While on the topic of humor, one of the big questions that surround Showgirls is, “Does it mean to be camp?” The film has become a cult classic for its campness. This is certified by a topless Nomi going full 2000s’ Charlie Angels as she kicks her best friend’s rapist around with her knee-high-boot-wearing legs. Kyle MacLachlan's Zack correcting the pronunciation of “Versace” will go down in history books - and this is before he went on Sex and the City or Desperate Housewives. The aforementioned Henrietta's star-making skill is the ability to make her boobs pop in and out of her dress. Whether Showgirls was intentional in its camp tone or not - I can't answer. Paul Verhoeven is the only one who can. But, it doesn’t matter. Because whatever Verhoeven says, there is no way anyone can argue that a film that features a Sex and the City husband correcting the pronunciation of a global fashion brand isn’t camp.

Elizabeth Berkley as Nomi getting ready for a show in Showgirls
Image Via MGM/UA Distribution Co.

When I was around three-quarters into the film, I thought to myself, “Wow, a 90s film about the trials and tribulations of women, and no rape scene! Well done Showgirls.” When all seems to be going perfectly for Nomi, the film takes its darkest turn. Nomi has pushed Cristal down the stairs and into the hospital for months. She’s the new star, she has Zack on her arm, and she has just introduced Molly to her favorite singer at a glamorous party. Andrew Carver is Molly’s celebrity dreamboat throughout the movie. So, when he invites her up to her room, and she happily goes with him, you think, “Yes, finally Molly gets her moment.” Ah, but that would be too easy - happy women must be destroyed. Molly is viciously, and I mean, viciously, gang-raped by Carver (William Shockley) and two other men. After, Nomi finds her stumbling through the lobby of the hotel with blood gushing down her legs. And this all happens just 20 minutes before the film ends. Sure, the story needed a harsh reality check to start Nomi’s journey back down to earth, but there was no need for such an explicit rape scene. It really is the ugly stain that slaps that 90s timestamp on the film.

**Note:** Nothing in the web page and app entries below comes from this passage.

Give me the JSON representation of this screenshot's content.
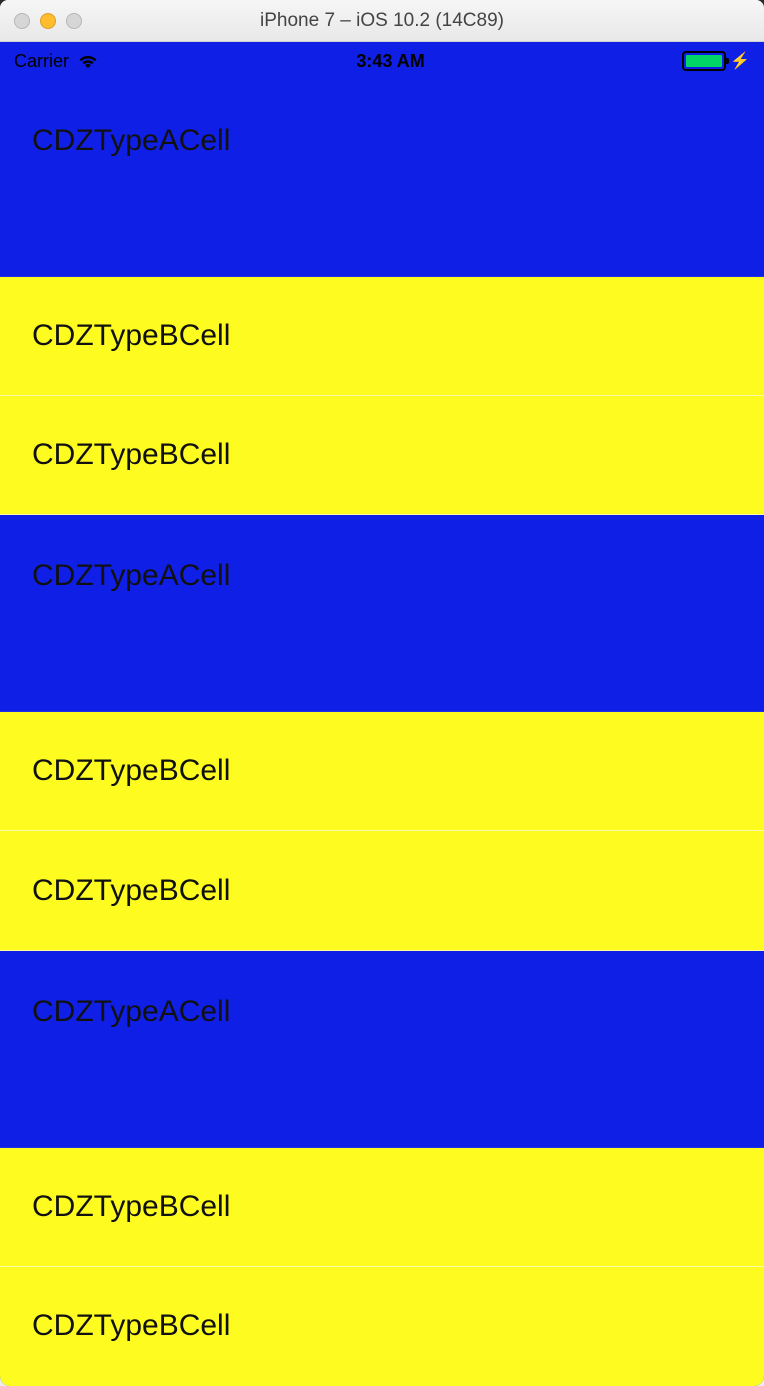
{
  "window": {
    "title": "iPhone 7 – iOS 10.2 (14C89)"
  },
  "statusBar": {
    "carrier": "Carrier",
    "time": "3:43 AM"
  },
  "cells": [
    {
      "type": "a",
      "label": "CDZTypeACell"
    },
    {
      "type": "b",
      "label": "CDZTypeBCell"
    },
    {
      "type": "b",
      "label": "CDZTypeBCell"
    },
    {
      "type": "a",
      "label": "CDZTypeACell"
    },
    {
      "type": "b",
      "label": "CDZTypeBCell"
    },
    {
      "type": "b",
      "label": "CDZTypeBCell"
    },
    {
      "type": "a",
      "label": "CDZTypeACell"
    },
    {
      "type": "b",
      "label": "CDZTypeBCell"
    },
    {
      "type": "b",
      "label": "CDZTypeBCell"
    }
  ],
  "colors": {
    "cellA": "#0f1fe6",
    "cellB": "#fdfb1f",
    "batteryFill": "#00d566"
  }
}
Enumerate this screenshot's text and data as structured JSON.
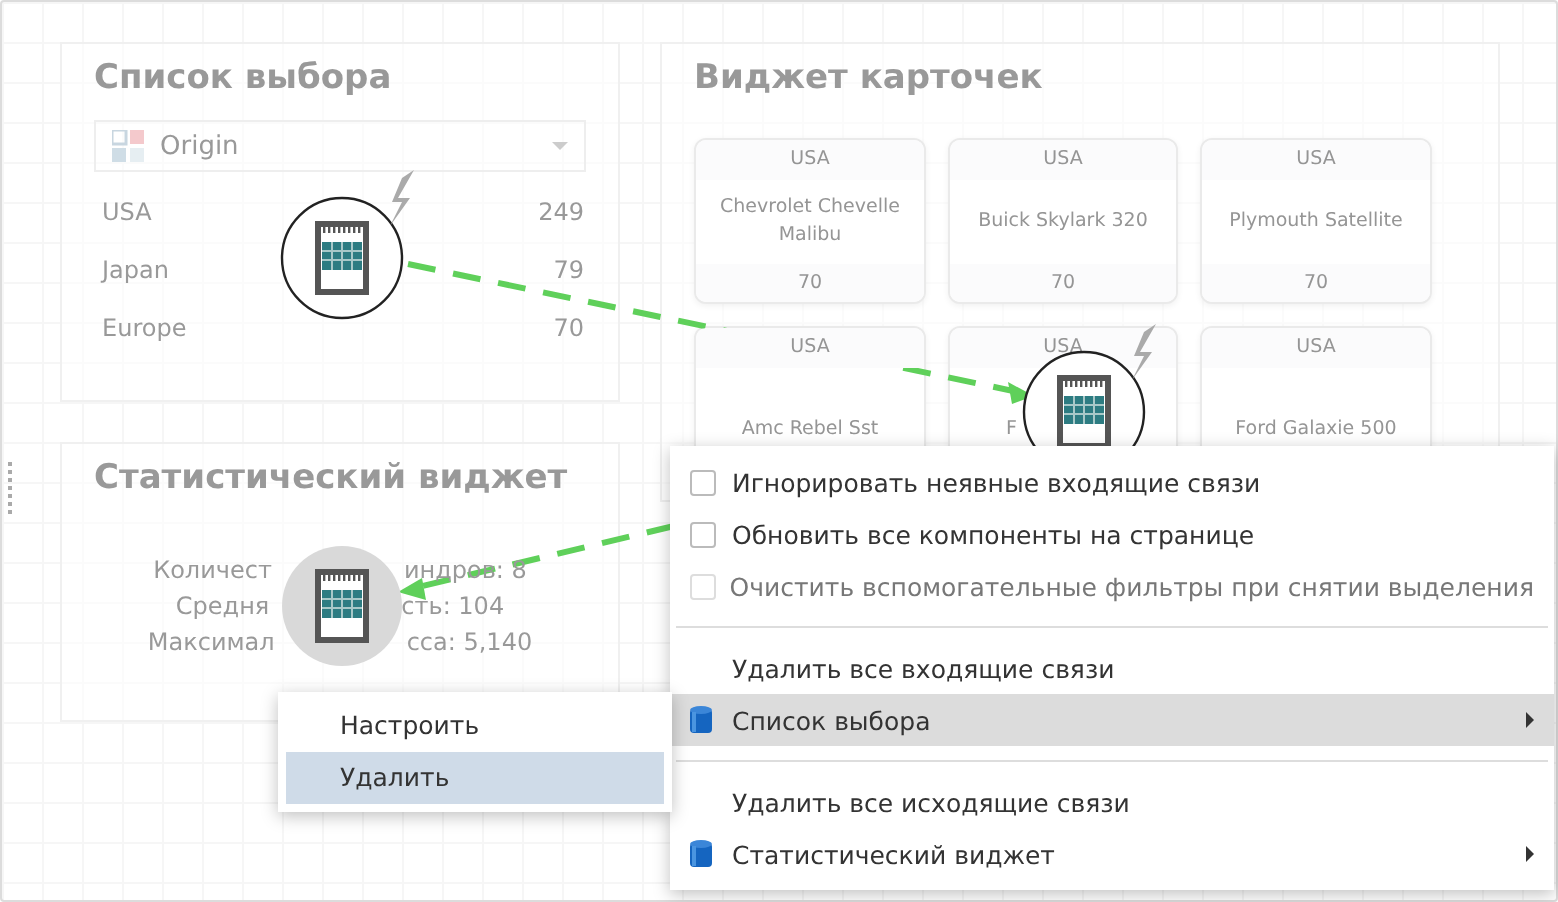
{
  "widgets": [
    {
      "kind": "list",
      "title": "Список выбора",
      "dropdown": {
        "value": "Origin"
      },
      "rows": [
        {
          "label": "USA",
          "value": "249"
        },
        {
          "label": "Japan",
          "value": "79"
        },
        {
          "label": "Europe",
          "value": "70"
        }
      ]
    },
    {
      "kind": "cards",
      "title": "Виджет карточек",
      "cards": [
        {
          "header": "USA",
          "body": "Chevrolet Chevelle Malibu",
          "footer": "70"
        },
        {
          "header": "USA",
          "body": "Buick Skylark 320",
          "footer": "70"
        },
        {
          "header": "USA",
          "body": "Plymouth Satellite",
          "footer": "70"
        },
        {
          "header": "USA",
          "body": "Amc Rebel Sst"
        },
        {
          "header": "USA",
          "body": "F"
        },
        {
          "header": "USA",
          "body": "Ford Galaxie 500"
        }
      ]
    },
    {
      "kind": "stats",
      "title": "Статистический виджет",
      "lines": [
        [
          "Количест",
          "индров: 8"
        ],
        [
          "Средня",
          "сть: 104"
        ],
        [
          "Максимал",
          "сса: 5,140"
        ]
      ]
    }
  ],
  "nodes": [
    {
      "kind": "lightning"
    },
    {
      "kind": "lightning"
    },
    {
      "kind": "shaded"
    }
  ],
  "context_menu": [
    {
      "kind": "checkbox",
      "label": "Игнорировать неявные входящие связи",
      "checked": false,
      "disabled": false
    },
    {
      "kind": "checkbox",
      "label": "Обновить все компоненты на странице",
      "checked": false,
      "disabled": false
    },
    {
      "kind": "checkbox",
      "label": "Очистить вспомогательные фильтры при снятии выделения",
      "checked": false,
      "disabled": true
    },
    {
      "kind": "separator"
    },
    {
      "kind": "action",
      "label": "Удалить все входящие связи"
    },
    {
      "kind": "submenu",
      "label": "Список выбора",
      "selected": true
    },
    {
      "kind": "separator"
    },
    {
      "kind": "action",
      "label": "Удалить все исходящие связи"
    },
    {
      "kind": "submenu",
      "label": "Статистический виджет",
      "selected": false
    }
  ],
  "node_menu": [
    {
      "label": "Настроить",
      "selected": false
    },
    {
      "label": "Удалить",
      "selected": true
    }
  ]
}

So, is Showgirls still as bad as you remember? Yes. Berkley and the script are its hamartia, giving The Room a run for its money. There is little to no character development, you don’t feel any closer or more compelled by the characters by the end of the film. In fact, Nomi completely undoes any redemption the film tries to give her as she abandons a traumatized Molly in the hospital to move to Los Angeles at the end. What’s that about?

But, does it earn its subsequent cult classic status? Absolutely. I still very much enjoyed basking in the glitter and boobs of 90s Las Vegas for two hours. The costume and makeup are sensational to look at - particularly a glittery hairstyle that Nomi sports when she’s made the new star of the show. The dance sequences are fun and camp - reiterating Paul Verhoeven’s understanding that Showgirls is a film to be looked at rather than understood or even listened to with a script like that. But the film deserves to be remembered and revisited for its nuanced exploration of what it is that compels us to sit and look at someone. Just like Nomi, just like every dancer in that show, Showgirls begs, more than anything, to be watched. And despite how bad we think it is, it's hard not to.

Rating: D